▶ [Task brief] Without the pictures, write out all the lines below exactly as they appear.

[Records excerpted from a collection]
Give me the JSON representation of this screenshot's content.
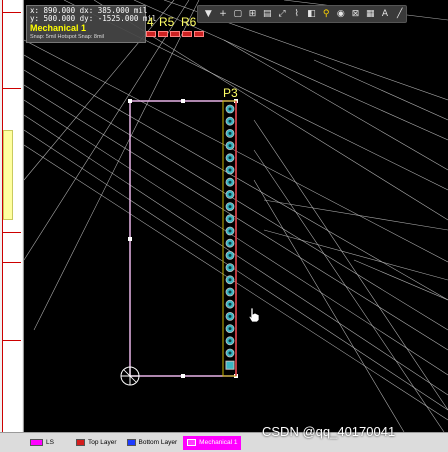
{
  "hud": {
    "x_label": "x:",
    "x_value": "890.000",
    "dx_label": "dx:",
    "dx_value": "385.000 mil",
    "y_label": "y:",
    "y_value": "500.000",
    "dy_label": "dy:",
    "dy_value": "-1525.000 mil",
    "layer": "Mechanical 1",
    "snap": "Snap: 5mil Hotspot Snap: 8mil"
  },
  "designators": {
    "partial": "4",
    "r5": "R5",
    "r6": "R6",
    "p3": "P3"
  },
  "toolbar": {
    "icons": [
      "filter-icon",
      "add-icon",
      "rectangle-select-icon",
      "align-icon",
      "component-icon",
      "route-icon",
      "connection-icon",
      "region-icon",
      "pad-icon",
      "via-icon",
      "dimension-icon",
      "text-icon",
      "line-icon"
    ]
  },
  "layers": {
    "ls": "LS",
    "top": "Top Layer",
    "bottom": "Bottom Layer",
    "mech1": "Mechanical 1"
  },
  "colors": {
    "top_layer": "#d41e1e",
    "bottom_layer": "#1f3cff",
    "mechanical_1": "#ff3cff",
    "ls": "#ff00ff",
    "board_outline": "#e8b4e8",
    "silk_yellow": "#ffff66",
    "pad_teal": "#3ab7c4"
  },
  "watermark": "CSDN @qq_40170041"
}
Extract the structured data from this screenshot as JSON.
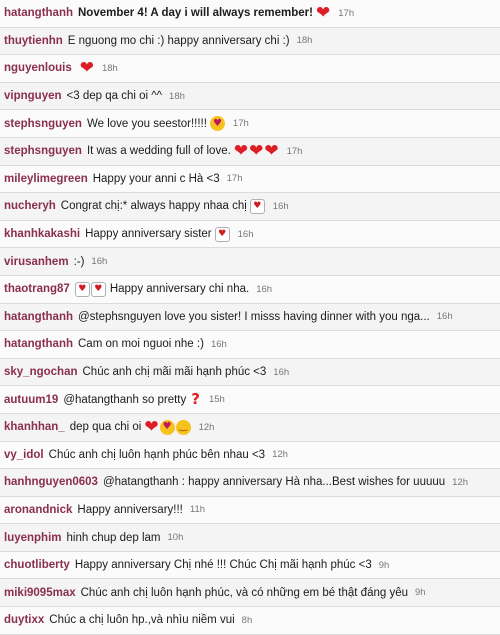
{
  "colors": {
    "username": "#8a2f4c",
    "text": "#1c1c1c",
    "timestamp": "#777777",
    "heart": "#dc1f26",
    "row_border": "#dcdcdc"
  },
  "comments": [
    {
      "user": "hatangthanh",
      "text": "November 4! A day i will always remember!",
      "strong": true,
      "emojis": [
        "heart-icon"
      ],
      "time": "17h"
    },
    {
      "user": "thuytienhn",
      "text": "E nguong mo chi :) happy anniversary chi :)",
      "emojis": [],
      "time": "18h"
    },
    {
      "user": "nguyenlouis",
      "text": "",
      "emojis": [
        "heart-icon"
      ],
      "time": "18h"
    },
    {
      "user": "vipnguyen",
      "text": "<3 dep qa chi oi ^^",
      "emojis": [],
      "time": "18h"
    },
    {
      "user": "stephsnguyen",
      "text": "We love you seestor!!!!!",
      "emojis": [
        "face-blowing-kiss-icon"
      ],
      "time": "17h"
    },
    {
      "user": "stephsnguyen",
      "text": "It was a wedding full of love.",
      "emojis": [
        "heart-icon",
        "heart-icon",
        "heart-icon"
      ],
      "time": "17h"
    },
    {
      "user": "mileylimegreen",
      "text": "Happy your anni c Hà <3",
      "emojis": [],
      "time": "17h"
    },
    {
      "user": "nucheryh",
      "text": "Congrat chị:* always happy nhaa chị",
      "emojis": [
        "heart-box-icon"
      ],
      "time": "16h"
    },
    {
      "user": "khanhkakashi",
      "text": "Happy anniversary sister",
      "emojis": [
        "heart-box-icon"
      ],
      "time": "16h"
    },
    {
      "user": "virusanhem",
      "text": ":-)",
      "emojis": [],
      "time": "16h"
    },
    {
      "user": "thaotrang87",
      "text": "Happy anniversary chi nha.",
      "emojis_before": [
        "heart-box-icon",
        "heart-box-icon"
      ],
      "emojis": [],
      "time": "16h"
    },
    {
      "user": "hatangthanh",
      "text": "@stephsnguyen love you sister! I misss having dinner with you nga...",
      "emojis": [],
      "time": "16h"
    },
    {
      "user": "hatangthanh",
      "text": "Cam on moi nguoi nhe :)",
      "emojis": [],
      "time": "16h"
    },
    {
      "user": "sky_ngochan",
      "text": "Chúc anh chị mãi mãi hạnh phúc <3",
      "emojis": [],
      "time": "16h"
    },
    {
      "user": "autuum19",
      "text": "@hatangthanh so pretty",
      "emojis": [
        "question-mark-icon"
      ],
      "time": "15h"
    },
    {
      "user": "khanhhan_",
      "text": "dep qua chi oi",
      "emojis": [
        "heart-icon",
        "heart-eyes-face-icon",
        "smiling-face-icon"
      ],
      "time": "12h"
    },
    {
      "user": "vy_idol",
      "text": "Chúc anh chị luôn hạnh phúc bên nhau <3",
      "emojis": [],
      "time": "12h"
    },
    {
      "user": "hanhnguyen0603",
      "text": "@hatangthanh : happy anniversary Hà nha...Best wishes for uuuuu",
      "emojis": [],
      "time": "12h"
    },
    {
      "user": "aronandnick",
      "text": "Happy anniversary!!!",
      "emojis": [],
      "time": "11h"
    },
    {
      "user": "luyenphim",
      "text": "hinh chup dep lam",
      "emojis": [],
      "time": "10h"
    },
    {
      "user": "chuotliberty",
      "text": "Happy anniversary Chị nhé !!! Chúc Chị mãi hạnh phúc <3",
      "emojis": [],
      "time": "9h"
    },
    {
      "user": "miki9095max",
      "text": "Chúc anh chị luôn hạnh phúc, và có những em bé thật đáng yêu",
      "emojis": [],
      "time": "9h"
    },
    {
      "user": "duytixx",
      "text": "Chúc a chị luôn hp.,và nhìu niềm vui",
      "emojis": [],
      "time": "8h"
    }
  ]
}
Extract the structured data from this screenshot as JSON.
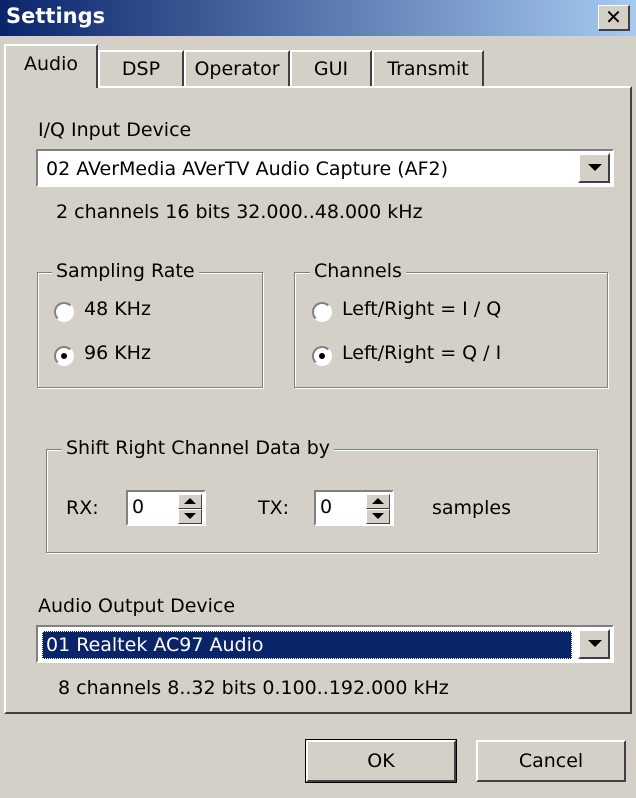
{
  "window": {
    "title": "Settings",
    "close_glyph": "✕"
  },
  "tabs": [
    {
      "label": "Audio",
      "active": true
    },
    {
      "label": "DSP",
      "active": false
    },
    {
      "label": "Operator",
      "active": false
    },
    {
      "label": "GUI",
      "active": false
    },
    {
      "label": "Transmit",
      "active": false
    }
  ],
  "iq_input": {
    "label": "I/Q Input Device",
    "selected": "02  AVerMedia AVerTV Audio Capture (AF2)",
    "info": "2 channels  16 bits  32.000..48.000 kHz"
  },
  "sampling_rate": {
    "title": "Sampling Rate",
    "options": [
      {
        "label": "48 KHz",
        "checked": false
      },
      {
        "label": "96 KHz",
        "checked": true
      }
    ]
  },
  "channels": {
    "title": "Channels",
    "options": [
      {
        "label": "Left/Right = I / Q",
        "checked": false
      },
      {
        "label": "Left/Right = Q / I",
        "checked": true
      }
    ]
  },
  "shift": {
    "title": "Shift Right Channel Data by",
    "rx_label": "RX:",
    "rx_value": "0",
    "tx_label": "TX:",
    "tx_value": "0",
    "unit": "samples"
  },
  "audio_output": {
    "label": "Audio Output Device",
    "selected": "01  Realtek AC97 Audio",
    "info": "8 channels  8..32 bits  0.100..192.000 kHz"
  },
  "buttons": {
    "ok": "OK",
    "cancel": "Cancel"
  }
}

▶ [Response]
Give me the JSON representation of this screenshot's content.
{
  "hud": {
    "x_label": "x:",
    "x_value": "890.000",
    "dx_label": "dx:",
    "dx_value": "385.000 mil",
    "y_label": "y:",
    "y_value": "500.000",
    "dy_label": "dy:",
    "dy_value": "-1525.000 mil",
    "layer": "Mechanical 1",
    "snap": "Snap: 5mil Hotspot Snap: 8mil"
  },
  "designators": {
    "partial": "4",
    "r5": "R5",
    "r6": "R6",
    "p3": "P3"
  },
  "toolbar": {
    "icons": [
      "filter-icon",
      "add-icon",
      "rectangle-select-icon",
      "align-icon",
      "component-icon",
      "route-icon",
      "connection-icon",
      "region-icon",
      "pad-icon",
      "via-icon",
      "dimension-icon",
      "text-icon",
      "line-icon"
    ]
  },
  "layers": {
    "ls": "LS",
    "top": "Top Layer",
    "bottom": "Bottom Layer",
    "mech1": "Mechanical 1"
  },
  "colors": {
    "top_layer": "#d41e1e",
    "bottom_layer": "#1f3cff",
    "mechanical_1": "#ff3cff",
    "ls": "#ff00ff",
    "board_outline": "#e8b4e8",
    "silk_yellow": "#ffff66",
    "pad_teal": "#3ab7c4"
  },
  "watermark": "CSDN @qq_40170041"
}
Extract the structured data from this screenshot as JSON.
{
  "colors": {
    "username": "#8a2f4c",
    "text": "#1c1c1c",
    "timestamp": "#777777",
    "heart": "#dc1f26",
    "row_border": "#dcdcdc"
  },
  "comments": [
    {
      "user": "hatangthanh",
      "text": "November 4! A day i will always remember!",
      "strong": true,
      "emojis": [
        "heart-icon"
      ],
      "time": "17h"
    },
    {
      "user": "thuytienhn",
      "text": "E nguong mo chi :) happy anniversary chi :)",
      "emojis": [],
      "time": "18h"
    },
    {
      "user": "nguyenlouis",
      "text": "",
      "emojis": [
        "heart-icon"
      ],
      "time": "18h"
    },
    {
      "user": "vipnguyen",
      "text": "<3 dep qa chi oi ^^",
      "emojis": [],
      "time": "18h"
    },
    {
      "user": "stephsnguyen",
      "text": "We love you seestor!!!!!",
      "emojis": [
        "face-blowing-kiss-icon"
      ],
      "time": "17h"
    },
    {
      "user": "stephsnguyen",
      "text": "It was a wedding full of love.",
      "emojis": [
        "heart-icon",
        "heart-icon",
        "heart-icon"
      ],
      "time": "17h"
    },
    {
      "user": "mileylimegreen",
      "text": "Happy your anni c Hà <3",
      "emojis": [],
      "time": "17h"
    },
    {
      "user": "nucheryh",
      "text": "Congrat chị:* always happy nhaa chị",
      "emojis": [
        "heart-box-icon"
      ],
      "time": "16h"
    },
    {
      "user": "khanhkakashi",
      "text": "Happy anniversary sister",
      "emojis": [
        "heart-box-icon"
      ],
      "time": "16h"
    },
    {
      "user": "virusanhem",
      "text": ":-)",
      "emojis": [],
      "time": "16h"
    },
    {
      "user": "thaotrang87",
      "text": "Happy anniversary chi nha.",
      "emojis_before": [
        "heart-box-icon",
        "heart-box-icon"
      ],
      "emojis": [],
      "time": "16h"
    },
    {
      "user": "hatangthanh",
      "text": "@stephsnguyen love you sister! I misss having dinner with you nga...",
      "emojis": [],
      "time": "16h"
    },
    {
      "user": "hatangthanh",
      "text": "Cam on moi nguoi nhe :)",
      "emojis": [],
      "time": "16h"
    },
    {
      "user": "sky_ngochan",
      "text": "Chúc anh chị mãi mãi hạnh phúc <3",
      "emojis": [],
      "time": "16h"
    },
    {
      "user": "autuum19",
      "text": "@hatangthanh so pretty",
      "emojis": [
        "question-mark-icon"
      ],
      "time": "15h"
    },
    {
      "user": "khanhhan_",
      "text": "dep qua chi oi",
      "emojis": [
        "heart-icon",
        "heart-eyes-face-icon",
        "smiling-face-icon"
      ],
      "time": "12h"
    },
    {
      "user": "vy_idol",
      "text": "Chúc anh chị luôn hạnh phúc bên nhau <3",
      "emojis": [],
      "time": "12h"
    },
    {
      "user": "hanhnguyen0603",
      "text": "@hatangthanh : happy anniversary Hà nha...Best wishes for uuuuu",
      "emojis": [],
      "time": "12h"
    },
    {
      "user": "aronandnick",
      "text": "Happy anniversary!!!",
      "emojis": [],
      "time": "11h"
    },
    {
      "user": "luyenphim",
      "text": "hinh chup dep lam",
      "emojis": [],
      "time": "10h"
    },
    {
      "user": "chuotliberty",
      "text": "Happy anniversary Chị nhé !!! Chúc Chị mãi hạnh phúc <3",
      "emojis": [],
      "time": "9h"
    },
    {
      "user": "miki9095max",
      "text": "Chúc anh chị luôn hạnh phúc, và có những em bé thật đáng yêu",
      "emojis": [],
      "time": "9h"
    },
    {
      "user": "duytixx",
      "text": "Chúc a chị luôn hp.,và nhìu niềm vui",
      "emojis": [],
      "time": "8h"
    }
  ]
}
Extract the structured data from this screenshot as JSON.
{
  "window": {
    "title": "Settings",
    "close_glyph": "✕"
  },
  "tabs": [
    {
      "label": "Audio",
      "active": true
    },
    {
      "label": "DSP",
      "active": false
    },
    {
      "label": "Operator",
      "active": false
    },
    {
      "label": "GUI",
      "active": false
    },
    {
      "label": "Transmit",
      "active": false
    }
  ],
  "iq_input": {
    "label": "I/Q Input Device",
    "selected": "02  AVerMedia AVerTV Audio Capture (AF2)",
    "info": "2 channels  16 bits  32.000..48.000 kHz"
  },
  "sampling_rate": {
    "title": "Sampling Rate",
    "options": [
      {
        "label": "48 KHz",
        "checked": false
      },
      {
        "label": "96 KHz",
        "checked": true
      }
    ]
  },
  "channels": {
    "title": "Channels",
    "options": [
      {
        "label": "Left/Right = I / Q",
        "checked": false
      },
      {
        "label": "Left/Right = Q / I",
        "checked": true
      }
    ]
  },
  "shift": {
    "title": "Shift Right Channel Data by",
    "rx_label": "RX:",
    "rx_value": "0",
    "tx_label": "TX:",
    "tx_value": "0",
    "unit": "samples"
  },
  "audio_output": {
    "label": "Audio Output Device",
    "selected": "01  Realtek AC97 Audio",
    "info": "8 channels  8..32 bits  0.100..192.000 kHz"
  },
  "buttons": {
    "ok": "OK",
    "cancel": "Cancel"
  }
}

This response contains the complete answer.